| What you will do |
Copy all lines below containing "Wide".

Page and application data records:
================================

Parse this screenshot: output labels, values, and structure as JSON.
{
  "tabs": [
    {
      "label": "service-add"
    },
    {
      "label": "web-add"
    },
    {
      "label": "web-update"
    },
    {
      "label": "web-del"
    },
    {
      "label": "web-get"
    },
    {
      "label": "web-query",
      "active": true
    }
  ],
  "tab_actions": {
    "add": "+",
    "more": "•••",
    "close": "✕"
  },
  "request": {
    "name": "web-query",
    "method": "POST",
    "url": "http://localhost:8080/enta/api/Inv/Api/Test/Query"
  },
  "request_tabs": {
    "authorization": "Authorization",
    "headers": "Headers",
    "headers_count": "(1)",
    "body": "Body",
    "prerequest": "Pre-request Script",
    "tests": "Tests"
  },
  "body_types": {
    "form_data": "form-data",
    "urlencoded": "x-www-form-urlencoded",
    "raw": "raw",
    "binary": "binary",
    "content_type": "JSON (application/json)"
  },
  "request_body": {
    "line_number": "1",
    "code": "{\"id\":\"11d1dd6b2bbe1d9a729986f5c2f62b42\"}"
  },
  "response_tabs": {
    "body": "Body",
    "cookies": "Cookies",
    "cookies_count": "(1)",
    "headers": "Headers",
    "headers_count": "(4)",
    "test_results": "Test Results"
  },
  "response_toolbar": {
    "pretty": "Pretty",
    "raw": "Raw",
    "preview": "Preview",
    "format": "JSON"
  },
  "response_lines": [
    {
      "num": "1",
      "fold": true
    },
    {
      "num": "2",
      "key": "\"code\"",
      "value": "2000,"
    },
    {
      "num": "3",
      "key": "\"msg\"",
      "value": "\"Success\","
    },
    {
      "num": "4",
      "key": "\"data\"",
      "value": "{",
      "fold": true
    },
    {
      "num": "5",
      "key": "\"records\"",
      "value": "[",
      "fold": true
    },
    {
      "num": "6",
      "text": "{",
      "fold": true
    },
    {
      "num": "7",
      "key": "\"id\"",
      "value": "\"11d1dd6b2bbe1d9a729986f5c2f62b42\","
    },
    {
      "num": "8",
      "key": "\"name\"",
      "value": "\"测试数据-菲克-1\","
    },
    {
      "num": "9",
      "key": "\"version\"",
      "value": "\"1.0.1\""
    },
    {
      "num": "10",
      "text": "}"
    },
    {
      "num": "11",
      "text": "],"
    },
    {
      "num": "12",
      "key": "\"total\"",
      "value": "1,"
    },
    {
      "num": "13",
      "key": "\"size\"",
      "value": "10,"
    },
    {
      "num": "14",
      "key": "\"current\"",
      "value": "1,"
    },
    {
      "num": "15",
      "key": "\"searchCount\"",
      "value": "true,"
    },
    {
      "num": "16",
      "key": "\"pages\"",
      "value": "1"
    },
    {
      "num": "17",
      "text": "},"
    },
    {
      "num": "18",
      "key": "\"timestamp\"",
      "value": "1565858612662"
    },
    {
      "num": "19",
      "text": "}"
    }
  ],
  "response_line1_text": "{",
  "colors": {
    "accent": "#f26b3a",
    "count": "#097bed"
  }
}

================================

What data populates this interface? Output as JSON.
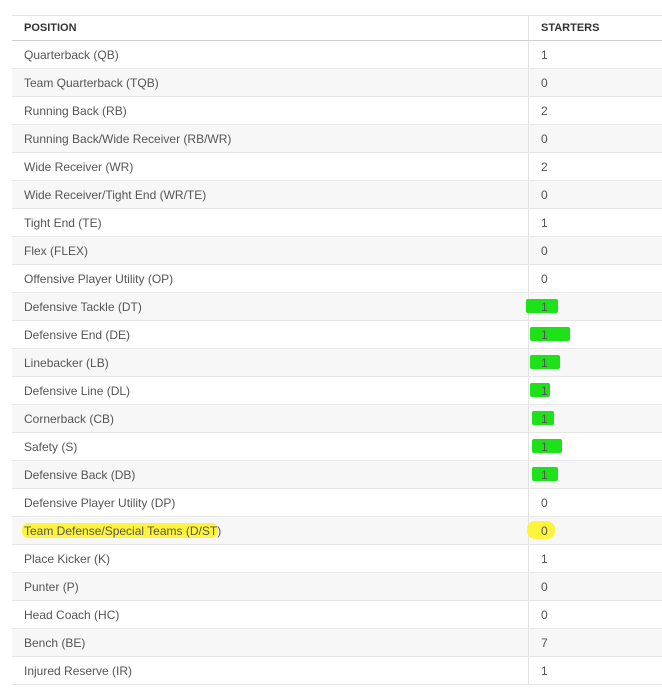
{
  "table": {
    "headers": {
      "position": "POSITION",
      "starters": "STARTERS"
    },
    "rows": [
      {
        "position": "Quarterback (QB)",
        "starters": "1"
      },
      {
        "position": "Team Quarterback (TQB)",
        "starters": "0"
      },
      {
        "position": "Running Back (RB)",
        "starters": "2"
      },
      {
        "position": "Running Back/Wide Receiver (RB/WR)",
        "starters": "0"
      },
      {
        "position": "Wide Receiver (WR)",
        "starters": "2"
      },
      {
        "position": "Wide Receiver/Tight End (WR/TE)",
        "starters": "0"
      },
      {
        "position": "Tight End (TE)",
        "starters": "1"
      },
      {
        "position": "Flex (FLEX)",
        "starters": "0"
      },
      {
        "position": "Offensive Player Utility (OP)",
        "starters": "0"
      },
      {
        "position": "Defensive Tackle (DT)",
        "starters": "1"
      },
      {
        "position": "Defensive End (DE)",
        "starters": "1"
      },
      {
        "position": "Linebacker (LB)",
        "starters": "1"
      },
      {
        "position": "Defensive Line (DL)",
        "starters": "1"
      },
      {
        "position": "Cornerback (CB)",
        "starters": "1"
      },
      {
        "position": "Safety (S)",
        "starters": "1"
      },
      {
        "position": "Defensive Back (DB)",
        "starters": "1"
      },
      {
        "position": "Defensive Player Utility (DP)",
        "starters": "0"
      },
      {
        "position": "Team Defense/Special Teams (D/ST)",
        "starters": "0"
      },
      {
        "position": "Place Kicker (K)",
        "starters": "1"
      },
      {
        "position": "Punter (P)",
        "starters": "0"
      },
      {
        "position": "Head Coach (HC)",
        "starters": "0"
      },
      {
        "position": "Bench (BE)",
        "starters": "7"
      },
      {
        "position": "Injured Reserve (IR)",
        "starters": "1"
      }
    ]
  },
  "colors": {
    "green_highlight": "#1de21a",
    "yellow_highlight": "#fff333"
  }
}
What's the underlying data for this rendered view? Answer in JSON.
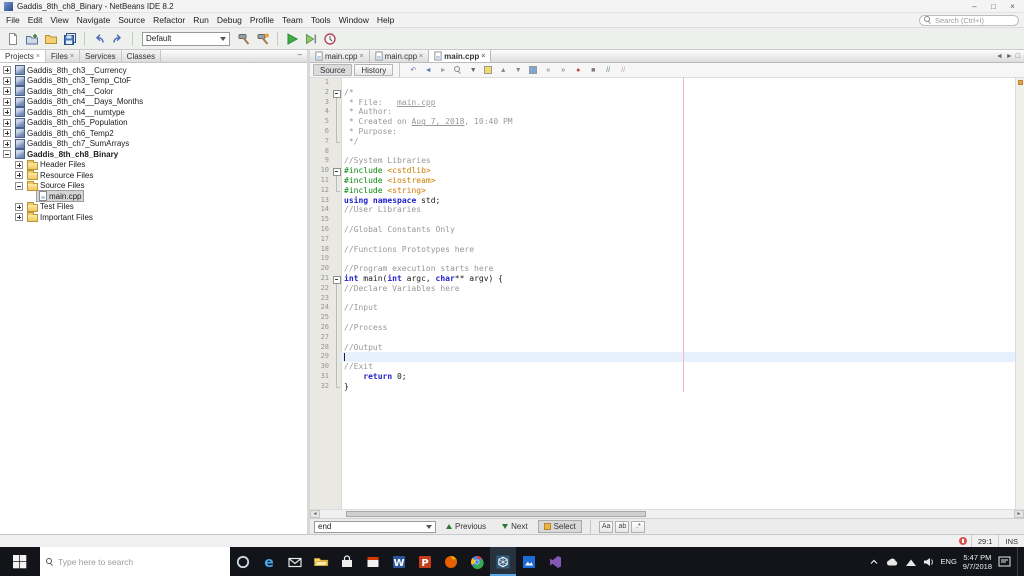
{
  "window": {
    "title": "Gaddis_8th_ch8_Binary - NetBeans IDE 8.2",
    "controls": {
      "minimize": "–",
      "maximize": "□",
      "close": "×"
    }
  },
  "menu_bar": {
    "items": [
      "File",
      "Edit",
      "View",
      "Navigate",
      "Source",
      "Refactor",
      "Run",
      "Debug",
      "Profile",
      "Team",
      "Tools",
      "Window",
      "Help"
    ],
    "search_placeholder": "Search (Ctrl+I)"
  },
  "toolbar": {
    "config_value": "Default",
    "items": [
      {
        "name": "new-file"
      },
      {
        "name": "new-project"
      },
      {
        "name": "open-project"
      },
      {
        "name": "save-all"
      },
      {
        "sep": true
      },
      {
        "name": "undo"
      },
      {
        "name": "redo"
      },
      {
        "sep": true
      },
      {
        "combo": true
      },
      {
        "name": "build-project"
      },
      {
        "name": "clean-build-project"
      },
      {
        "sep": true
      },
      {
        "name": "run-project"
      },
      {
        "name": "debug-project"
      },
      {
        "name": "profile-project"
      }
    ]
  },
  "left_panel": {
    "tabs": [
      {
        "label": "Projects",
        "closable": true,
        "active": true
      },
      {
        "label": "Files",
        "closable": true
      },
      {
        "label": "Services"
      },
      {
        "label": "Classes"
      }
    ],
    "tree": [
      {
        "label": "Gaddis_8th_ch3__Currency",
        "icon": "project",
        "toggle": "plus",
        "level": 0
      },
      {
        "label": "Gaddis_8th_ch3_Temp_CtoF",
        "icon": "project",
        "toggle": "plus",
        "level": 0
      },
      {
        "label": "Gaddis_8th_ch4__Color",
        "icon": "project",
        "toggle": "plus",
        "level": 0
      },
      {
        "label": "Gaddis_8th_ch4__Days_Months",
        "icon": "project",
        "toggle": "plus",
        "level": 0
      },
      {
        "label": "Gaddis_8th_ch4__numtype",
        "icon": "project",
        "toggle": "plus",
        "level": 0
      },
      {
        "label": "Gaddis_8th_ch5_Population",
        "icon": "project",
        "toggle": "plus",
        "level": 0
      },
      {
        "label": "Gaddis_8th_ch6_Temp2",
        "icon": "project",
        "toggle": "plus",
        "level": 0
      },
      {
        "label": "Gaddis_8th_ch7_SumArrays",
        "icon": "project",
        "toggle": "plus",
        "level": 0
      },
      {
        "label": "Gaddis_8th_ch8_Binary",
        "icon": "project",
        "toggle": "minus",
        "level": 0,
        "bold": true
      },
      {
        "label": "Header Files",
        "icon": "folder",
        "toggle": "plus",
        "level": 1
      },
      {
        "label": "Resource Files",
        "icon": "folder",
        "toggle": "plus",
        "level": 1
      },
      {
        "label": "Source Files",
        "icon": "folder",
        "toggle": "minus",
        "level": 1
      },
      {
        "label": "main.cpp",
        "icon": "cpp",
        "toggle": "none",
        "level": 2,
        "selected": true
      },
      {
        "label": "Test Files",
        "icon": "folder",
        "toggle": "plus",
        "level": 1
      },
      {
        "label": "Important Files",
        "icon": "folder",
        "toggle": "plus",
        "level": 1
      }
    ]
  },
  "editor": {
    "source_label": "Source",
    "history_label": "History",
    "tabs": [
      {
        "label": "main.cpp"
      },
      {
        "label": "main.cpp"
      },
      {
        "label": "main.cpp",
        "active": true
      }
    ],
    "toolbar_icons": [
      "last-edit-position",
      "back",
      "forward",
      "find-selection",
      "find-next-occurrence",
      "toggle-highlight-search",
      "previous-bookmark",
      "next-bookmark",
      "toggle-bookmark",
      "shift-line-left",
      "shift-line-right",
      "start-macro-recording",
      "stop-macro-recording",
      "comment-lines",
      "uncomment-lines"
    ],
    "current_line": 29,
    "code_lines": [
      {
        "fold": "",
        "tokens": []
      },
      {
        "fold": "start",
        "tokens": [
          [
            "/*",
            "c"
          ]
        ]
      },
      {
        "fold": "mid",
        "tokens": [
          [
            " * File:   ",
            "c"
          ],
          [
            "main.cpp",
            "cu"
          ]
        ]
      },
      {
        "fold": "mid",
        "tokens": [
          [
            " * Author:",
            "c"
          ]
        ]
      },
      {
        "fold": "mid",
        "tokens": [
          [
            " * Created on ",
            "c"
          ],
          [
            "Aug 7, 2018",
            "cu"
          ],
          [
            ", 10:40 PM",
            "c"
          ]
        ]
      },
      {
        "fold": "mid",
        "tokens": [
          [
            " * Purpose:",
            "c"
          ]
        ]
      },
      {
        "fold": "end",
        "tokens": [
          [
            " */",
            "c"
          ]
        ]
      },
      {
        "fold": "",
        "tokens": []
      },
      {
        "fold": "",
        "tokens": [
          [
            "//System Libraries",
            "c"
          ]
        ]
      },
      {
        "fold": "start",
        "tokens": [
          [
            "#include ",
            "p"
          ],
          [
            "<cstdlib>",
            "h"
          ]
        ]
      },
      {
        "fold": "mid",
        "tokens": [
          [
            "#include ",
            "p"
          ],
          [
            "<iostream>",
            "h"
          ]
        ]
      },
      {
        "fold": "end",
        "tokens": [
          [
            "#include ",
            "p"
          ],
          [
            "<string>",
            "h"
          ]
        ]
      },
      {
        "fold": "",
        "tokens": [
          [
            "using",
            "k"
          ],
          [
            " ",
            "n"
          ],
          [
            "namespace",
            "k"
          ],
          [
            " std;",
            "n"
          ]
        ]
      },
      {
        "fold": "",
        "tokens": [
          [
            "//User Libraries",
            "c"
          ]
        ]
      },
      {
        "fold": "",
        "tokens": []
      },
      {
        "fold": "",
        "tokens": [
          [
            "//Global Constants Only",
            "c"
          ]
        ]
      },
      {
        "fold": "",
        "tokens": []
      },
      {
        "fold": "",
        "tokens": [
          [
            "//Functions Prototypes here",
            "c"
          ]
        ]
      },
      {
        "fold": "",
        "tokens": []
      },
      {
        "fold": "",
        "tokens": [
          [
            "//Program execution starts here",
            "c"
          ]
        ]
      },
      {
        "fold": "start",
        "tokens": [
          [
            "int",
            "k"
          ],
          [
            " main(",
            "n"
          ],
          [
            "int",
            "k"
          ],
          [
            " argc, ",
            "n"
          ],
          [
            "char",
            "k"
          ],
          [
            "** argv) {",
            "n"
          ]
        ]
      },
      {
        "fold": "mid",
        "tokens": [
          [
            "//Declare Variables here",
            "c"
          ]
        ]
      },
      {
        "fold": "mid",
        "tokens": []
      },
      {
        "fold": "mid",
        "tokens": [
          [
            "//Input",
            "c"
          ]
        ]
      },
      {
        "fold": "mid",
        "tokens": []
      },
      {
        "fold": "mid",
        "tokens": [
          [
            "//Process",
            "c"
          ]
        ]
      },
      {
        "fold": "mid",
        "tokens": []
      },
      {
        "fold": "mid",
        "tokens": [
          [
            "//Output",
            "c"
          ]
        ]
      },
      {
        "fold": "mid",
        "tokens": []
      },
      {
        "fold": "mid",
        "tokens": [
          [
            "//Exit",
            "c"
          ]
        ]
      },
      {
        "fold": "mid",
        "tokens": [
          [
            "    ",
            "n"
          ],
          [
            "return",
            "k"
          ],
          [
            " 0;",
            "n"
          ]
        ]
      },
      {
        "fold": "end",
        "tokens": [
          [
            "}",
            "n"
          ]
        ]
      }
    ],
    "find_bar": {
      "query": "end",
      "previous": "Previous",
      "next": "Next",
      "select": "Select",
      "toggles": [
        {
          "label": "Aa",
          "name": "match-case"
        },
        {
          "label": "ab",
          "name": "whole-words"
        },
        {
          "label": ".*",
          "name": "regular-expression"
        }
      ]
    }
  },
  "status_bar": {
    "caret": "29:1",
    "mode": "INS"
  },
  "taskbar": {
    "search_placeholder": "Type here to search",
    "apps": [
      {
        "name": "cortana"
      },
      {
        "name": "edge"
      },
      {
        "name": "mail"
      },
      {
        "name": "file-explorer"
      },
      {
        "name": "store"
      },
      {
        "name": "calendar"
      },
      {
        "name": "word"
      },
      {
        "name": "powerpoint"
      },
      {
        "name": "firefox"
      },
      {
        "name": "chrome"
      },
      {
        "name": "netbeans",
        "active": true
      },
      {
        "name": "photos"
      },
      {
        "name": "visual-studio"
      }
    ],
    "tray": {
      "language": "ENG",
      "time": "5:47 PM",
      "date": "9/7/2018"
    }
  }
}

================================

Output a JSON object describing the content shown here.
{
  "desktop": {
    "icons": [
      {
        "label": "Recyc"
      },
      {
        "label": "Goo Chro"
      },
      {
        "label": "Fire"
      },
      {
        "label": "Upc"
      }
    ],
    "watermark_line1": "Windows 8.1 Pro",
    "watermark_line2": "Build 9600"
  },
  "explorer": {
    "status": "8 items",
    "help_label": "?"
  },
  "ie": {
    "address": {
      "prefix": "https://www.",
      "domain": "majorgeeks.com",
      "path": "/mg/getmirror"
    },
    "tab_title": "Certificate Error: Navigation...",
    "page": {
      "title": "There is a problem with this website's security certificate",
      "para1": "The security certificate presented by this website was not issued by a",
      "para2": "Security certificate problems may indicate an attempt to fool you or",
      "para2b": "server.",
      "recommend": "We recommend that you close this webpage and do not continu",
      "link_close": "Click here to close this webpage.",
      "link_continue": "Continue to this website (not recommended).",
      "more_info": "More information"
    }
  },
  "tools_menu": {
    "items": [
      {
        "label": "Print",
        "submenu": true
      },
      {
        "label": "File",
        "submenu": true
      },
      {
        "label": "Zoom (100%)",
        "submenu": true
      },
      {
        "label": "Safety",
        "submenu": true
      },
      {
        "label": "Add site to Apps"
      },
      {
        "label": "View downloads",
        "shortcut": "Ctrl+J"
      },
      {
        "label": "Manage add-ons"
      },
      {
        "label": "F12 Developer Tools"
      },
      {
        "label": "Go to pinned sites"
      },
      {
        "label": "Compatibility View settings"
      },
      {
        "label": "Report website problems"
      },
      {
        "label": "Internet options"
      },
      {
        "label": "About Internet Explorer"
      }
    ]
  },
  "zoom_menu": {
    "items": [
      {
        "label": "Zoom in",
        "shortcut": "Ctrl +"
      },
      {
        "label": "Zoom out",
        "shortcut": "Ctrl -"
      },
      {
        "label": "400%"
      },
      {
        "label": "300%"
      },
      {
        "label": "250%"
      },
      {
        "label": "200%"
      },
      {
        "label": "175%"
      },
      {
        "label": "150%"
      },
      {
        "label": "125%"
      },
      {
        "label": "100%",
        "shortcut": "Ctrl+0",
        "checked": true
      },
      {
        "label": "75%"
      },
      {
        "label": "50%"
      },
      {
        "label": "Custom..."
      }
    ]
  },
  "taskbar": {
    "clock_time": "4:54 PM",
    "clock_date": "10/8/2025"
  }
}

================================

| Output |
        "position": "Running Back/Wide Receiver (RB/WR)",
        "position": "Wide Receiver (WR)",
        "position": "Wide Receiver/Tight End (WR/TE)",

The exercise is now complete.